Undaunted by the naysayers on the progressive left and intransigent right, a Senate group of five Republicans and five Democrats has been quietly fashioning infrastructure legislation. They believe their bill is capable of commanding the supermajority (60 votes) required to defeat any opposition filibuster. To be successful, the five Republicans would need to find at least five colleagues to join them, even if all fifty Democrats voted for the plan.
The five Republicans are Mitt Romney (Utah), Bill Cassidy (Louisiana), Susan Collins (Maine), Lisa Murkowski (Alaska), and Rob Portman (Ohio). The five Democrats are Joe Manchin (West Virginia), Jeanne Shaheen (New Hampshire), Kyrsten Sinema (Arizona), John Tester (Montana), and Mark Warner (Virginia). Their plan calls for federal infrastructure spending totaling approximately $1.2 trillion, of which approximately $579 billion would be “new money.” See, https://www.cnn.com/2021/06/10/politics/infrastructure-deal-announced-10-senators/index.html
The chances of their proposed legislation becoming law is problematic for at least three reasons:
- Progressive Democrats (like Elizabeth Warren of Massachusetts) have expressed their desire to move forward with a more generous plan using a reconciliation process that would only require 51 votes. One problem with her approach is that Joe Manchin, one of only 50 Democrats, has already stated that he would oppose any bill that is not bipartisan in nature.

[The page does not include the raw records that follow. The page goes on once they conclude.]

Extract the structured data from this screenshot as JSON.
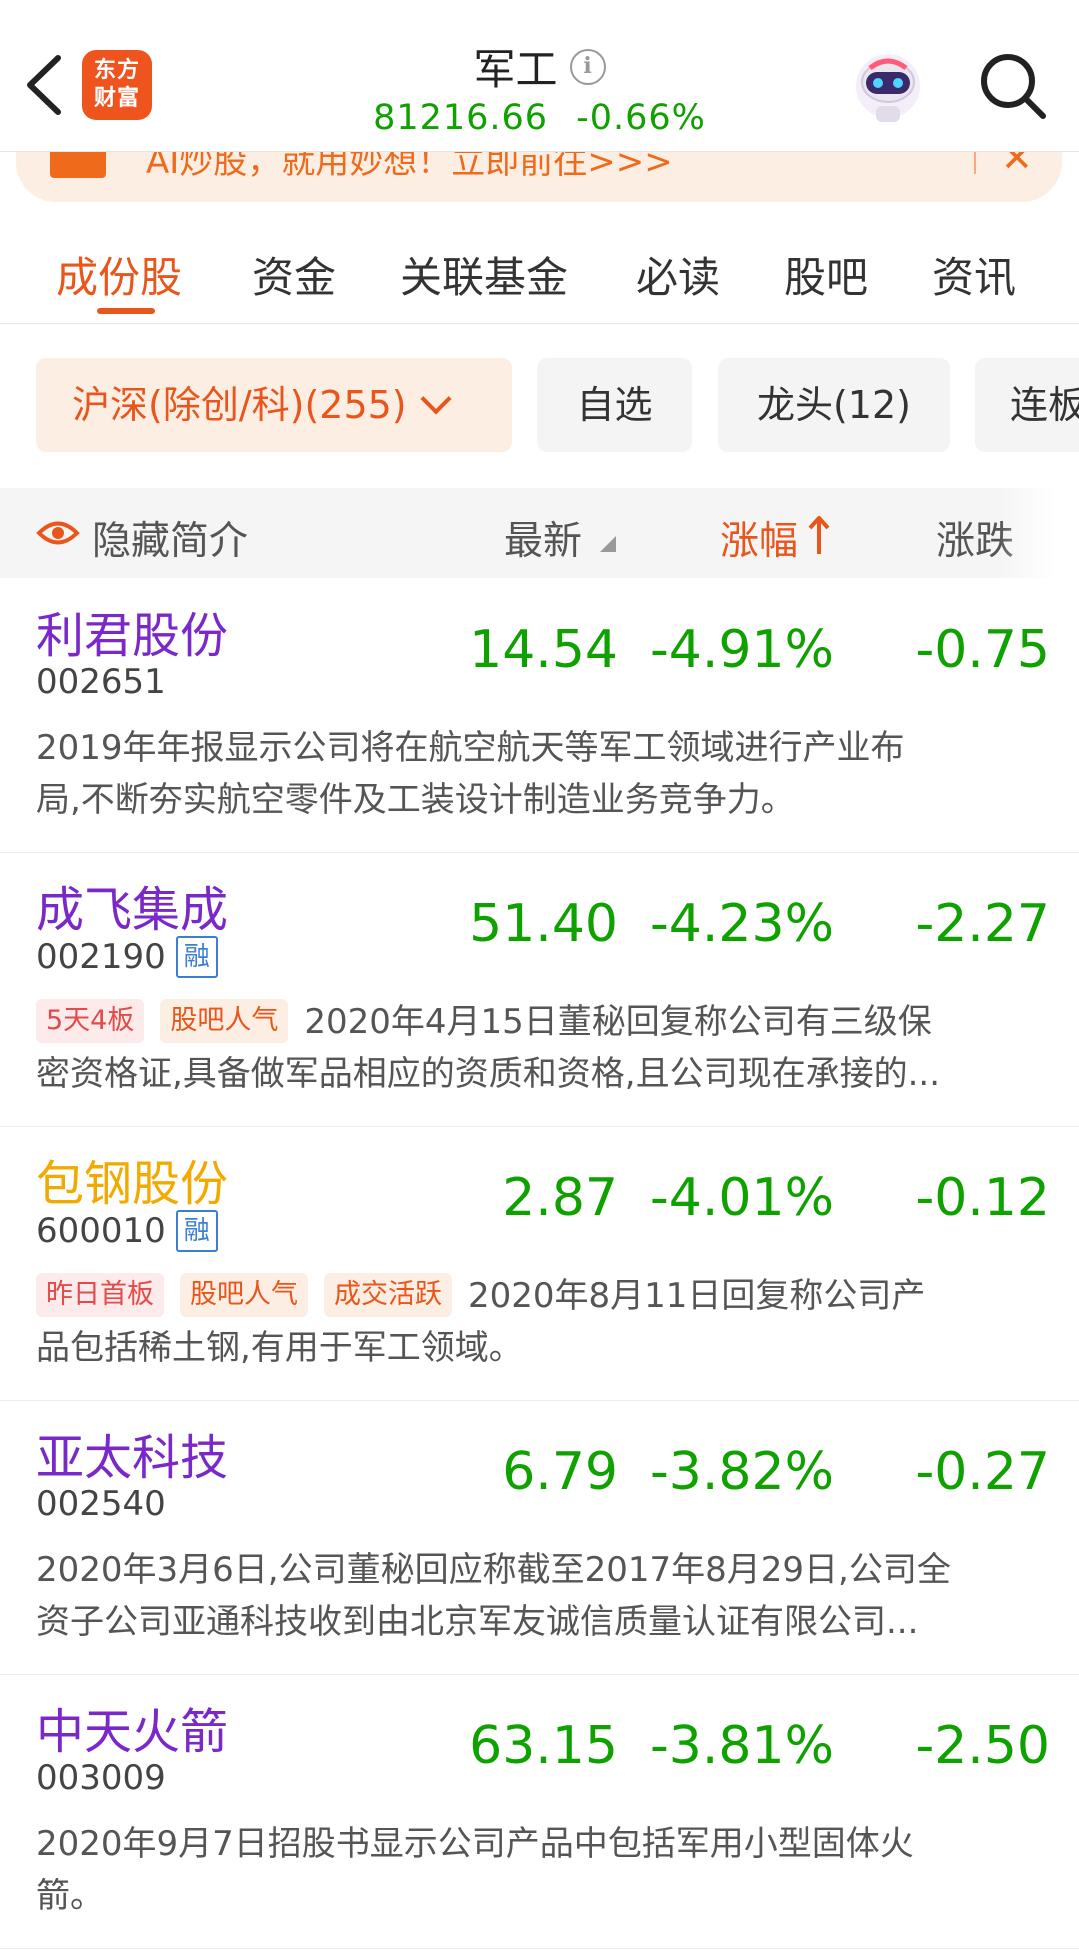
{
  "header": {
    "logo_text_line1": "东方",
    "logo_text_line2": "财富",
    "title": "军工",
    "index_value": "81216.66",
    "index_change": "-0.66%"
  },
  "banner": {
    "text": "AI炒股，就用妙想！立即前往>>>"
  },
  "tabs": [
    {
      "label": "成份股"
    },
    {
      "label": "资金"
    },
    {
      "label": "关联基金"
    },
    {
      "label": "必读"
    },
    {
      "label": "股吧"
    },
    {
      "label": "资讯"
    }
  ],
  "filters": [
    {
      "label": "沪深(除创/科)(255)"
    },
    {
      "label": "自选"
    },
    {
      "label": "龙头(12)"
    },
    {
      "label": "连板"
    }
  ],
  "list_header": {
    "hide_intro": "隐藏简介",
    "latest": "最新",
    "change_pct": "涨幅",
    "change": "涨跌"
  },
  "stocks": [
    {
      "name": "利君股份",
      "code": "002651",
      "price": "14.54",
      "pct": "-4.91%",
      "chg": "-0.75",
      "desc1": "2019年年报显示公司将在航空航天等军工领域进行产业布",
      "desc2": "局,不断夯实航空零件及工装设计制造业务竞争力。"
    },
    {
      "name": "成飞集成",
      "code": "002190",
      "rong": "融",
      "price": "51.40",
      "pct": "-4.23%",
      "chg": "-2.27",
      "tag1": "5天4板",
      "tag2": "股吧人气",
      "desc1": "2020年4月15日董秘回复称公司有三级保",
      "desc2": "密资格证,具备做军品相应的资质和资格,且公司现在承接的..."
    },
    {
      "name": "包钢股份",
      "code": "600010",
      "rong": "融",
      "price": "2.87",
      "pct": "-4.01%",
      "chg": "-0.12",
      "tag1": "昨日首板",
      "tag2": "股吧人气",
      "tag3": "成交活跃",
      "desc1": "2020年8月11日回复称公司产",
      "desc2": "品包括稀土钢,有用于军工领域。"
    },
    {
      "name": "亚太科技",
      "code": "002540",
      "price": "6.79",
      "pct": "-3.82%",
      "chg": "-0.27",
      "desc1": "2020年3月6日,公司董秘回应称截至2017年8月29日,公司全",
      "desc2": "资子公司亚通科技收到由北京军友诚信质量认证有限公司..."
    },
    {
      "name": "中天火箭",
      "code": "003009",
      "price": "63.15",
      "pct": "-3.81%",
      "chg": "-2.50",
      "desc1": "2020年9月7日招股书显示公司产品中包括军用小型固体火",
      "desc2": "箭。"
    }
  ],
  "colors": {
    "accent": "#e8561b",
    "down_green": "#0ea100",
    "name_purple": "#7a28c8",
    "name_yellow": "#f2a900"
  }
}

Where would Sen. Warren pick up a Republican vote to replace his?
- Conservative Republicans (like Mitch McConnell of Kentucky) have consistently demonstrated that they will do anything to block legislation that would be seen as a victory for a Democratic president. How likely is it, then, that the five Republicans can find others to join them?

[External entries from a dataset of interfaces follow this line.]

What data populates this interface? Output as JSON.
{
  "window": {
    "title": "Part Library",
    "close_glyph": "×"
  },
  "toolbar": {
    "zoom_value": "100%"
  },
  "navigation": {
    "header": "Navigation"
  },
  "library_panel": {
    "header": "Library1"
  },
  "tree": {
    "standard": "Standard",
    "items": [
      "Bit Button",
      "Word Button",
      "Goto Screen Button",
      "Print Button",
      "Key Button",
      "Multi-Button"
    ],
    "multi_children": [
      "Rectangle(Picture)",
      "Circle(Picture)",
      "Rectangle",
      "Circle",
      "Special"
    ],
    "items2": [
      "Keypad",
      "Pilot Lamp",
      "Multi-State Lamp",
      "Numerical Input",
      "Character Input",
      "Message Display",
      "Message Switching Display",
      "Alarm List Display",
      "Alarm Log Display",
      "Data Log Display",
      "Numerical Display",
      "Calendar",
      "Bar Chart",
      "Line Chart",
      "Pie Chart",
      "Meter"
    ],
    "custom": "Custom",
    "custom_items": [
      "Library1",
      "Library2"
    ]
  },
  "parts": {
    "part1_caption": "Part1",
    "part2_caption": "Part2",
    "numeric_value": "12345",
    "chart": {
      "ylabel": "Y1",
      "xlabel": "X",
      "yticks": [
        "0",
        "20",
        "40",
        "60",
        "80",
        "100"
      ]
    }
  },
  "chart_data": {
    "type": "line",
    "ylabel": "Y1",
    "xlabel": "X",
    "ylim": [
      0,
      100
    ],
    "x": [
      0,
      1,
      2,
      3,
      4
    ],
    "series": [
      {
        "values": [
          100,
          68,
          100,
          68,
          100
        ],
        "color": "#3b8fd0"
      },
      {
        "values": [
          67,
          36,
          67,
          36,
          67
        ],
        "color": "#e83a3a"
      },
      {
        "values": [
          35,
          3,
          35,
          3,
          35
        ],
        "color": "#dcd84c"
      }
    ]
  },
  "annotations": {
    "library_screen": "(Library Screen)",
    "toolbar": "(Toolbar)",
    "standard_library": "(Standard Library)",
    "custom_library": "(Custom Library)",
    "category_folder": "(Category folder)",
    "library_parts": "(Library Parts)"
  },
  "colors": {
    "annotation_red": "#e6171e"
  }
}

- President Biden has established a set of ground rules that the bipartisan legislation might violate. For example, any attempt to pay for the legislation by increasing user fees or taxes payable by individuals earning less than $400,000 per year would run afoul of one of his key campaign promises.
We’ll see where all this goes.

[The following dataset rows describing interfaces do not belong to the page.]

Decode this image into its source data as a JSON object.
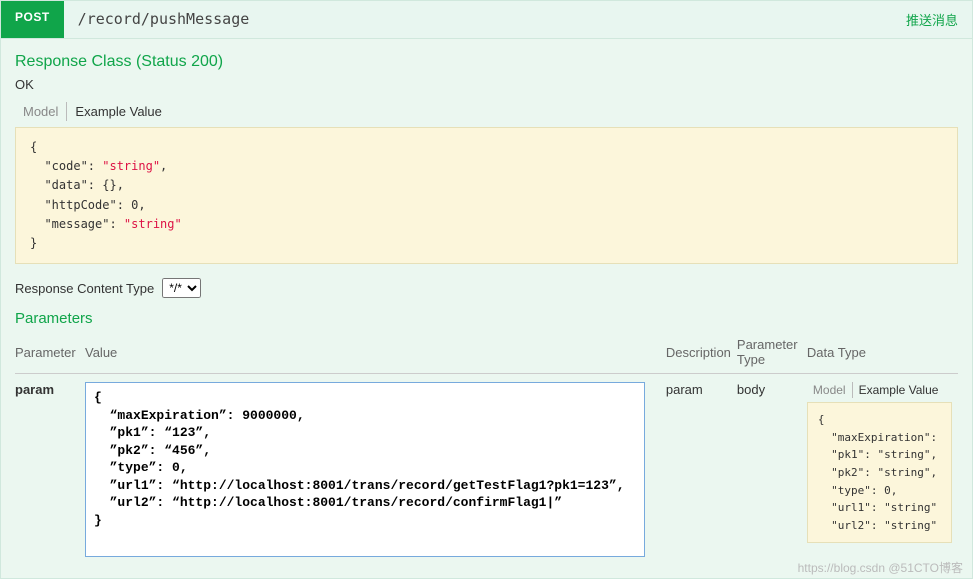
{
  "operation": {
    "method": "POST",
    "path": "/record/pushMessage",
    "summary": "推送消息"
  },
  "response": {
    "title": "Response Class (Status 200)",
    "status_text": "OK",
    "tabs": {
      "model": "Model",
      "example": "Example Value"
    },
    "example_json": {
      "opening": "{",
      "lines": [
        {
          "key": "\"code\"",
          "sep": ": ",
          "val": "\"string\"",
          "is_str": true,
          "comma": ","
        },
        {
          "key": "\"data\"",
          "sep": ": ",
          "val": "{}",
          "is_str": false,
          "comma": ","
        },
        {
          "key": "\"httpCode\"",
          "sep": ": ",
          "val": "0",
          "is_str": false,
          "comma": ","
        },
        {
          "key": "\"message\"",
          "sep": ": ",
          "val": "\"string\"",
          "is_str": true,
          "comma": ""
        }
      ],
      "closing": "}"
    }
  },
  "content_type": {
    "label": "Response Content Type",
    "selected": "*/*"
  },
  "parameters": {
    "title": "Parameters",
    "headers": {
      "parameter": "Parameter",
      "value": "Value",
      "description": "Description",
      "ptype": "Parameter Type",
      "dtype": "Data Type"
    },
    "row": {
      "name": "param",
      "body_value": "{\n  “maxExpiration”: 9000000,\n  ”pk1”: “123”,\n  ”pk2”: “456”,\n  ”type”: 0,\n  ”url1”: “http://localhost:8001/trans/record/getTestFlag1?pk1=123”,\n  ”url2”: “http://localhost:8001/trans/record/confirmFlag1|”\n}",
      "description": "param",
      "ptype": "body",
      "dtype_tabs": {
        "model": "Model",
        "example": "Example Value"
      },
      "dtype_example": {
        "opening": "{",
        "lines": [
          {
            "key": "\"maxExpiration\"",
            "sep": ":",
            "val": "",
            "is_str": false,
            "comma": ""
          },
          {
            "key": "\"pk1\"",
            "sep": ": ",
            "val": "\"string\"",
            "is_str": true,
            "comma": ","
          },
          {
            "key": "\"pk2\"",
            "sep": ": ",
            "val": "\"string\"",
            "is_str": true,
            "comma": ","
          },
          {
            "key": "\"type\"",
            "sep": ": ",
            "val": "0",
            "is_str": false,
            "comma": ","
          },
          {
            "key": "\"url1\"",
            "sep": ": ",
            "val": "\"string\"",
            "is_str": true,
            "comma": ""
          },
          {
            "key": "\"url2\"",
            "sep": ": ",
            "val": "\"string\"",
            "is_str": true,
            "comma": ""
          }
        ]
      }
    }
  },
  "watermark": "https://blog.csdn  @51CTO博客"
}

One thing is clear. There are at least ten members of the U. S. Senate who are willing to set aside their party labels and work quietly and hard, in a spirit of patriotism, to forge a compromise that can benefit all Americans. Yes, there may be flaws in their final product. But they deserve the appreciation of all Spirited Reasoners for their efforts to revive a bipartisan process that was once given up for dead.